WHAT IS REQUIRED: For the records below, work out the number of lines holding "自定义功能区" and reply with only that.

━━━ GIVEN ENTRIES ━━━

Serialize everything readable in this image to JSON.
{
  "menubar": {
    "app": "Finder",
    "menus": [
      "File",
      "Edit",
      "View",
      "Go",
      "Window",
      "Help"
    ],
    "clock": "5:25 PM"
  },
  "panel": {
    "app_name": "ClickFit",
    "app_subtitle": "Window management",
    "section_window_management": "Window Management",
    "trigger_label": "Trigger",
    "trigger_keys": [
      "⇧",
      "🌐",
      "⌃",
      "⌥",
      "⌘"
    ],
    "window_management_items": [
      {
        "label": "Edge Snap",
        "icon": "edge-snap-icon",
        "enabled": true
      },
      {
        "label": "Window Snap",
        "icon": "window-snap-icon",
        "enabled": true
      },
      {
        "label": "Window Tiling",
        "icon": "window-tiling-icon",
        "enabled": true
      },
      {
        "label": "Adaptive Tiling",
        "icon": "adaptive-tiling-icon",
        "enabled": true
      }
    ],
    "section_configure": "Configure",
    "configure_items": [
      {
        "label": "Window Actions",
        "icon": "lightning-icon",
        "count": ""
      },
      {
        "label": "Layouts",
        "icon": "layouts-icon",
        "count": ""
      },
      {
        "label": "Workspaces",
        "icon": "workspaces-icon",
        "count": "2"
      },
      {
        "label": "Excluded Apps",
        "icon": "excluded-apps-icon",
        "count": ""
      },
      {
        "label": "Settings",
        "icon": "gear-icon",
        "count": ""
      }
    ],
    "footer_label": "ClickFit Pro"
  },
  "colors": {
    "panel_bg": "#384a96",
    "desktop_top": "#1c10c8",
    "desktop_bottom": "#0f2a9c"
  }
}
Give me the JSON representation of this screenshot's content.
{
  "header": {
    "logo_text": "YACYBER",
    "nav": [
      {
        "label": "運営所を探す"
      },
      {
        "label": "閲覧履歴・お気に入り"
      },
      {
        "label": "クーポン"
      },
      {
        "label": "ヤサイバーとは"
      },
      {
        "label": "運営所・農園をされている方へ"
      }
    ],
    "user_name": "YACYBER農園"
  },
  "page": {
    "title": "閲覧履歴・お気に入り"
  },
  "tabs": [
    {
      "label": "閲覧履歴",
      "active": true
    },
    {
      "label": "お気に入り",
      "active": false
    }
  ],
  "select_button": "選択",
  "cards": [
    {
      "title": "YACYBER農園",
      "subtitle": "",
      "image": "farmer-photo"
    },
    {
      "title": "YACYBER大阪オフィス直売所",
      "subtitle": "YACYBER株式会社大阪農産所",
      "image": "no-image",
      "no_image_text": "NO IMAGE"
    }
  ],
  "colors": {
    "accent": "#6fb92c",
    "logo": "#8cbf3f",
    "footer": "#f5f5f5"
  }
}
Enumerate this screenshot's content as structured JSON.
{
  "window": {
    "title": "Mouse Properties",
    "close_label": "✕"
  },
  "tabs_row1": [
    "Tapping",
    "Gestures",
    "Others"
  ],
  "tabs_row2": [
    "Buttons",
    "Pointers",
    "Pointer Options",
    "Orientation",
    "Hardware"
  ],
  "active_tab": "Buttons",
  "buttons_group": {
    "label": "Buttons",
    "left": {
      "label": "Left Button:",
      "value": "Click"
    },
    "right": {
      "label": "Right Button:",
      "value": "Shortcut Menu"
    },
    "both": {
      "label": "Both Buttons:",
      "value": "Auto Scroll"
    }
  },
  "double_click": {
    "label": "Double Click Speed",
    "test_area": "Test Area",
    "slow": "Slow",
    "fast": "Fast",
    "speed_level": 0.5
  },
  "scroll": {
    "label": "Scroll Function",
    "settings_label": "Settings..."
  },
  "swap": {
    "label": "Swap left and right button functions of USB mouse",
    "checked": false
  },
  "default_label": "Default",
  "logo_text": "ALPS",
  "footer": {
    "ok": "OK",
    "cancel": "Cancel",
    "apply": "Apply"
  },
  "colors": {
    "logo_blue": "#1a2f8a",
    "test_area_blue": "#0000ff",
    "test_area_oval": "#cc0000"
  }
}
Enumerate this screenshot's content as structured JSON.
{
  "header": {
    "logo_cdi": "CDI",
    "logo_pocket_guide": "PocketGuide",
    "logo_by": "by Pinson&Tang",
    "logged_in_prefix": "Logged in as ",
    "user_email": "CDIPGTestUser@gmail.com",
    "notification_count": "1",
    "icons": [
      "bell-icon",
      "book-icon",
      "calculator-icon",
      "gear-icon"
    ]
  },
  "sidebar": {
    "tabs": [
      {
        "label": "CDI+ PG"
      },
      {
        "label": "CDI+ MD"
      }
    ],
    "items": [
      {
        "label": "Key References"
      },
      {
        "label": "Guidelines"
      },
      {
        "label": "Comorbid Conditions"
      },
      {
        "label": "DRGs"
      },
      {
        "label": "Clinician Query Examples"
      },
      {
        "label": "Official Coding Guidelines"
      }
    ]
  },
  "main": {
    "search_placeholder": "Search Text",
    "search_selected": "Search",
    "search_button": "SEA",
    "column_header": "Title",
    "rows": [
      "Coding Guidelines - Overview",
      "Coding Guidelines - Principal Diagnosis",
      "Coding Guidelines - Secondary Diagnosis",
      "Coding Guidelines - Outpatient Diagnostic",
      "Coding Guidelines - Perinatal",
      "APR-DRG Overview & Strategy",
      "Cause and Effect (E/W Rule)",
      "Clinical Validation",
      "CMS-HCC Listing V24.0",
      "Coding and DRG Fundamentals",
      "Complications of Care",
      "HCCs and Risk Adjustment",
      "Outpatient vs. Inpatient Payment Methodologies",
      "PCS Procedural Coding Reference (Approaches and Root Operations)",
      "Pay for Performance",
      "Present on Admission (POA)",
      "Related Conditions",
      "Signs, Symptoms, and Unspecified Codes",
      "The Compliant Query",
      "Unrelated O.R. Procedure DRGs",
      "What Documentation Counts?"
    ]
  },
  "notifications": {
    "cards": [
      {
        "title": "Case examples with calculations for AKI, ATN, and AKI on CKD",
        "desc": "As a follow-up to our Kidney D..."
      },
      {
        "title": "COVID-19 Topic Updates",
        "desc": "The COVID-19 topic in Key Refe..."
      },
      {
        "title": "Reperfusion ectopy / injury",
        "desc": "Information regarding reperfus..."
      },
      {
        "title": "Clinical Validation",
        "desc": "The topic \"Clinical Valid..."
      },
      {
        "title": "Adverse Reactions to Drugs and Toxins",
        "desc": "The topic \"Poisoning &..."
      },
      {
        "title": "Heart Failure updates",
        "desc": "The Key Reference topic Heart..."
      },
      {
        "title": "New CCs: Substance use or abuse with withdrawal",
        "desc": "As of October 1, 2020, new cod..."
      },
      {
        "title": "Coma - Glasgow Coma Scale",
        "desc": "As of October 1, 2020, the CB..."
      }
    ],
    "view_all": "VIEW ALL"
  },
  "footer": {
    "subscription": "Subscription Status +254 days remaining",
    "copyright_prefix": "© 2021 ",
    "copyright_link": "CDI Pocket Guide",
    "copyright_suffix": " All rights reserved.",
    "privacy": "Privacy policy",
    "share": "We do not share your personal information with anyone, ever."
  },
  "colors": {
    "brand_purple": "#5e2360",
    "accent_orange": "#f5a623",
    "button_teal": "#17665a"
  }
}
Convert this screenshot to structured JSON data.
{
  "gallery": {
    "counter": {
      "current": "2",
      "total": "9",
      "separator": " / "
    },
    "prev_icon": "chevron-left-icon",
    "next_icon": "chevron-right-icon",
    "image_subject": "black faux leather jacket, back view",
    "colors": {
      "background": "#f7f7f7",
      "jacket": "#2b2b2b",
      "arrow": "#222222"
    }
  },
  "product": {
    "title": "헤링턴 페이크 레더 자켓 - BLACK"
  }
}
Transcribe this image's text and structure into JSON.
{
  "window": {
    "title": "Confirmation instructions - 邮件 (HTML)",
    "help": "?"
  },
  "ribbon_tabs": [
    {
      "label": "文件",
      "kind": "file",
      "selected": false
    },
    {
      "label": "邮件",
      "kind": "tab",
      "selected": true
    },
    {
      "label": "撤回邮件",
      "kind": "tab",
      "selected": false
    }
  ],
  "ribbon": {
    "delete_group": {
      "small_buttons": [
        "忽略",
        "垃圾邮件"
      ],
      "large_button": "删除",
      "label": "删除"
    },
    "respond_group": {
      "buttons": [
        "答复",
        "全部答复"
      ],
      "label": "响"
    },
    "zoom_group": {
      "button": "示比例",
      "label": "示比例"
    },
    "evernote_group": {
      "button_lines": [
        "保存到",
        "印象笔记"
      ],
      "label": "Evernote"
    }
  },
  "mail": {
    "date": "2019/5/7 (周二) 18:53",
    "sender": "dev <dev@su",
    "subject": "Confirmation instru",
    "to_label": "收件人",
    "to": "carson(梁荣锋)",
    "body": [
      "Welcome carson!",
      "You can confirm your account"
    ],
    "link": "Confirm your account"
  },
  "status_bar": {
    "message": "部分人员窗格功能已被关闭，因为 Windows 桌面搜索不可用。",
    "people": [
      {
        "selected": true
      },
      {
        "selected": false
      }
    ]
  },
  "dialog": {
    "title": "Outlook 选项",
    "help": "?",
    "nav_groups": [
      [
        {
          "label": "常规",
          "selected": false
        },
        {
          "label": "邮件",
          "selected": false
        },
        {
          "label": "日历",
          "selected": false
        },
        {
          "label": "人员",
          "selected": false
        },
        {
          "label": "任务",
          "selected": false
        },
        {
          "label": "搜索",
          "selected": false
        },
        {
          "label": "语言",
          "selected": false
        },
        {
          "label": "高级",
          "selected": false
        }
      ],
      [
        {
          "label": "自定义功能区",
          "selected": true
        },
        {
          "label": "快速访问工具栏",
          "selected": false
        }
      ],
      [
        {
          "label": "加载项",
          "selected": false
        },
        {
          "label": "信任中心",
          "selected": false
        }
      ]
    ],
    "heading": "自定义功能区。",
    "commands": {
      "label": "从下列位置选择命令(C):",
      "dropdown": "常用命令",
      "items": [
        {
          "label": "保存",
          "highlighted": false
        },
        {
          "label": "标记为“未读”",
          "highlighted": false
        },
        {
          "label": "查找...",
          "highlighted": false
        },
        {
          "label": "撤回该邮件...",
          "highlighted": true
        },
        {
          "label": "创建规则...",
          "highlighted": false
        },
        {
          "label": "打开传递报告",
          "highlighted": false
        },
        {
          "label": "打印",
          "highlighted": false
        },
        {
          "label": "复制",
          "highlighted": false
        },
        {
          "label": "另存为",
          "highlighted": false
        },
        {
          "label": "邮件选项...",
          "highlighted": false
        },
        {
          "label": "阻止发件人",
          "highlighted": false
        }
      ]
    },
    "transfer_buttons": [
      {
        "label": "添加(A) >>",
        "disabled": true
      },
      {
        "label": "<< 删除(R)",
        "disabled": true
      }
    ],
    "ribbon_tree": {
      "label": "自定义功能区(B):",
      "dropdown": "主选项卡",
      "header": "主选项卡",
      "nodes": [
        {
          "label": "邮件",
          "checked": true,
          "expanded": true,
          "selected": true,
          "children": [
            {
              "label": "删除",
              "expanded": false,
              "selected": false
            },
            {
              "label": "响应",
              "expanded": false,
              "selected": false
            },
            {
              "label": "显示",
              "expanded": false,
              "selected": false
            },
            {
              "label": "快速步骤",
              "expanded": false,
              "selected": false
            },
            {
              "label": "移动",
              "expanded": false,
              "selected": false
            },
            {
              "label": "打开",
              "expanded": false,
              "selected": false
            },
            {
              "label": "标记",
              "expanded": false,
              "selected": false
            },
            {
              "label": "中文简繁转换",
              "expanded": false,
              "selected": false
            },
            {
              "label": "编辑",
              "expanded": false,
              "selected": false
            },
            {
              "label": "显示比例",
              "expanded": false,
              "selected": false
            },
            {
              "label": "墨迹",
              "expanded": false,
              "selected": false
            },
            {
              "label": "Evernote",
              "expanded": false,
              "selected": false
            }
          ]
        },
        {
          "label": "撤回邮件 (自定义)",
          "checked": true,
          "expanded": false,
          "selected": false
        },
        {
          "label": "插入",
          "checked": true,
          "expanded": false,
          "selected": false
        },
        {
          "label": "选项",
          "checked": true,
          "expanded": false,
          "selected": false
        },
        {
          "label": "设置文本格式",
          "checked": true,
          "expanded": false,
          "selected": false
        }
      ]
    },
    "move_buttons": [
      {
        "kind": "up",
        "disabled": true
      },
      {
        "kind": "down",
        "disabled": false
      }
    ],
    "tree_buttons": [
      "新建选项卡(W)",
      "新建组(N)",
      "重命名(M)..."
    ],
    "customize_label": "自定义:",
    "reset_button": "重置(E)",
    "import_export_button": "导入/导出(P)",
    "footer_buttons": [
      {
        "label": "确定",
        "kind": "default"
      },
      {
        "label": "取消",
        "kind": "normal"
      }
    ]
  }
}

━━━

WORKED SOLUTION: 3